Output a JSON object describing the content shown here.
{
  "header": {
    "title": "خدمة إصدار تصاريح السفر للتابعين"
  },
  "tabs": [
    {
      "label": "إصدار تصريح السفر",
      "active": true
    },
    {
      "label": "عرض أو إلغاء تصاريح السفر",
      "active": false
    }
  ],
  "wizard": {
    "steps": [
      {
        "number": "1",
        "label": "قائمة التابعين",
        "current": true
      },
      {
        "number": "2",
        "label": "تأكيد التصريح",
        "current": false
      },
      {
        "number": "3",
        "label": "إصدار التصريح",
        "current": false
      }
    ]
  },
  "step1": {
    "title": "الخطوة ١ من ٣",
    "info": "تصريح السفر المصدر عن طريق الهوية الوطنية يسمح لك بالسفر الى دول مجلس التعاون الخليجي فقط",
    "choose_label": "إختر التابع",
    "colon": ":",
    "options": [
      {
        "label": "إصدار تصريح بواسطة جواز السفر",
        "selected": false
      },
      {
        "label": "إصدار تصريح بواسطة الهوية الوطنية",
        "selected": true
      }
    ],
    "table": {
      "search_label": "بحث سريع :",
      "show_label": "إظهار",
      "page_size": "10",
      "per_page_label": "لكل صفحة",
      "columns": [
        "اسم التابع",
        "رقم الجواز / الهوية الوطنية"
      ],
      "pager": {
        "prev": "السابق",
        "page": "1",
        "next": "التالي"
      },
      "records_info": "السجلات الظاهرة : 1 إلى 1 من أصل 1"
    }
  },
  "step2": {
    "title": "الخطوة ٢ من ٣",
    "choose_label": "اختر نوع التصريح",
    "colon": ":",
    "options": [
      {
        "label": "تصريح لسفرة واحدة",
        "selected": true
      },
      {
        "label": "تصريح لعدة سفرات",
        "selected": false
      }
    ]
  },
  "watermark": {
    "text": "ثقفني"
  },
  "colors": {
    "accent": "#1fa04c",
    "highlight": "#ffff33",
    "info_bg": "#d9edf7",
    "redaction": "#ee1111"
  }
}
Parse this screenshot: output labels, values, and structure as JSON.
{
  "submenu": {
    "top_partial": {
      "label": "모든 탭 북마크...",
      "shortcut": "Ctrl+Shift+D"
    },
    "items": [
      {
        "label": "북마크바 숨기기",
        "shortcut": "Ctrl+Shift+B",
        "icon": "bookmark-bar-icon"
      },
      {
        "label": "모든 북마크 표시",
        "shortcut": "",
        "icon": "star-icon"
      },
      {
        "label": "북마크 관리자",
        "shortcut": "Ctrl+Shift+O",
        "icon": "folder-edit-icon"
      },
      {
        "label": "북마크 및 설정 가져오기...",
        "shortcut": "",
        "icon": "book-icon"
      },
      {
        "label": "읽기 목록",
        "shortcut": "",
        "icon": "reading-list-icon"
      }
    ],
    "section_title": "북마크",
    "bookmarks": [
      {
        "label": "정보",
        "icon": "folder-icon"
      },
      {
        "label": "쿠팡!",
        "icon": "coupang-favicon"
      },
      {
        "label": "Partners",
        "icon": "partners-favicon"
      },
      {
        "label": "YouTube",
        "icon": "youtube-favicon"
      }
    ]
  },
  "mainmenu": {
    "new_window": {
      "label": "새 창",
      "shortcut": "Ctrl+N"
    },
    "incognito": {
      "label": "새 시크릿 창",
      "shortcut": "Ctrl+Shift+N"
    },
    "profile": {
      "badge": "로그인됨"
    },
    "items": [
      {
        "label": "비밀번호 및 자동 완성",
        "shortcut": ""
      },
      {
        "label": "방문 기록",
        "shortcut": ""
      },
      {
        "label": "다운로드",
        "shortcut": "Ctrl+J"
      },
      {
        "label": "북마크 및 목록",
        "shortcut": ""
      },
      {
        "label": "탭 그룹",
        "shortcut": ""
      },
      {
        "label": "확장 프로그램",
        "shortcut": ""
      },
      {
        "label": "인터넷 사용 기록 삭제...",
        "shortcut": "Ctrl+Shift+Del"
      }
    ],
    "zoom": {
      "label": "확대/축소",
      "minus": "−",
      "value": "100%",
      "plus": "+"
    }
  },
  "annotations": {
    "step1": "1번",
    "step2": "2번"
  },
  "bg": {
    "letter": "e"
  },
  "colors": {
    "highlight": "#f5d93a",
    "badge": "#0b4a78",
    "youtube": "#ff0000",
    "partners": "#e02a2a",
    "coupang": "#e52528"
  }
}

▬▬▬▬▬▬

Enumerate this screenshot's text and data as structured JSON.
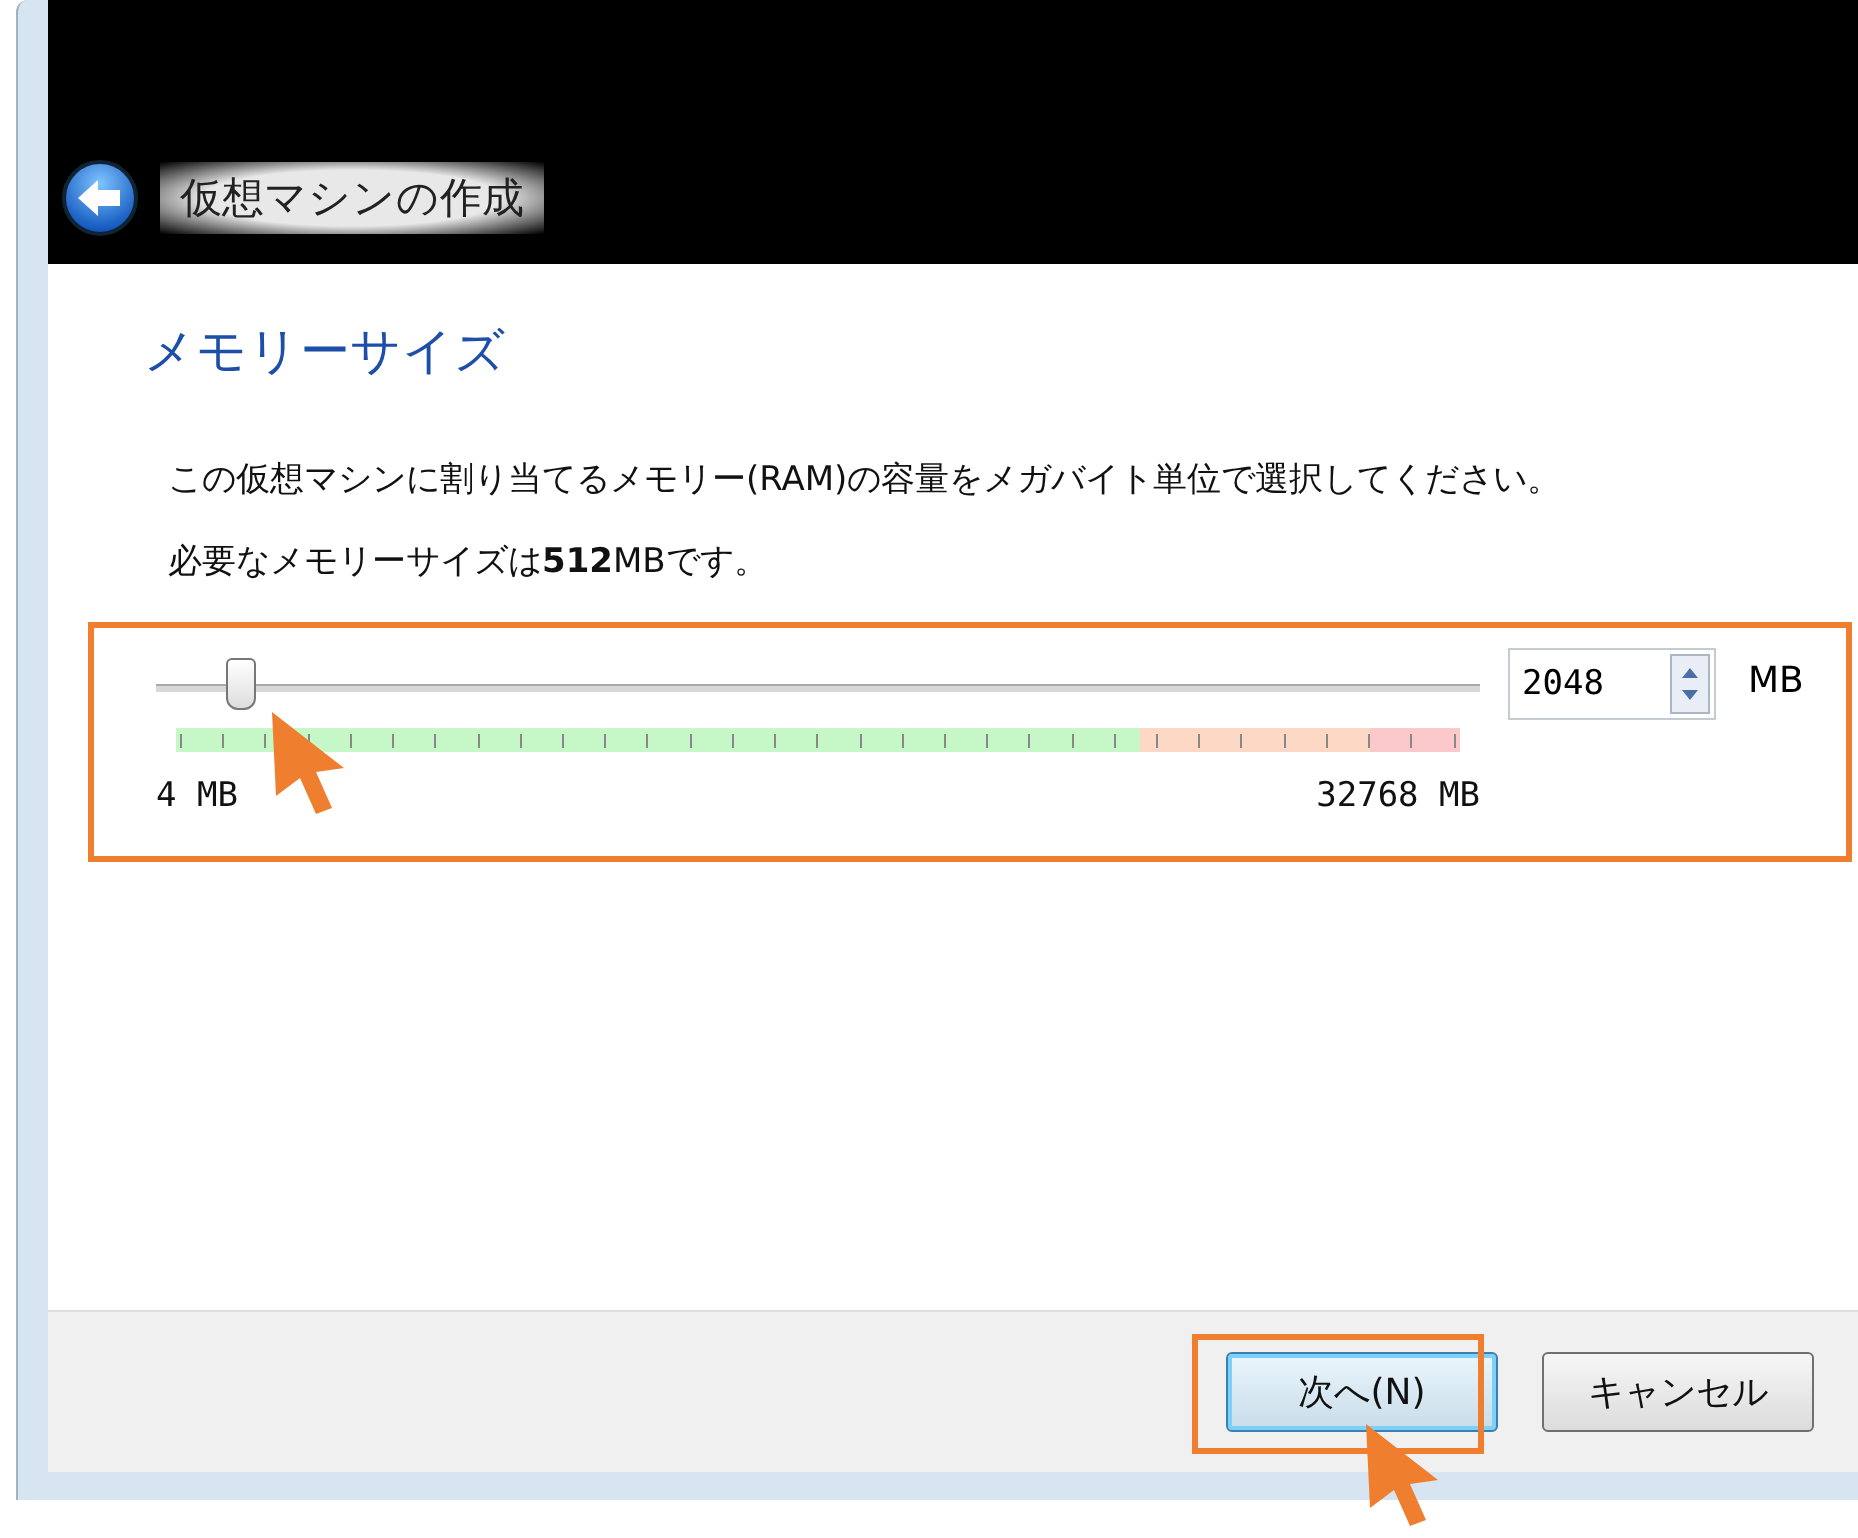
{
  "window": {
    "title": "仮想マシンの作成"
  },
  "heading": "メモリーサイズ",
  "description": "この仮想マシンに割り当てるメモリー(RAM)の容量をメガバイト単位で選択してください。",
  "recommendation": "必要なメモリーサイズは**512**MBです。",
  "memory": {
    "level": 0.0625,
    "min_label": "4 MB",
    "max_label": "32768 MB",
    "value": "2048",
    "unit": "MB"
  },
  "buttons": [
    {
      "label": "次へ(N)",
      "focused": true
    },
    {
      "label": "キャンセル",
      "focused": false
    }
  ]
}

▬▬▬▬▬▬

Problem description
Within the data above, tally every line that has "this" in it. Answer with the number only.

Task answer
2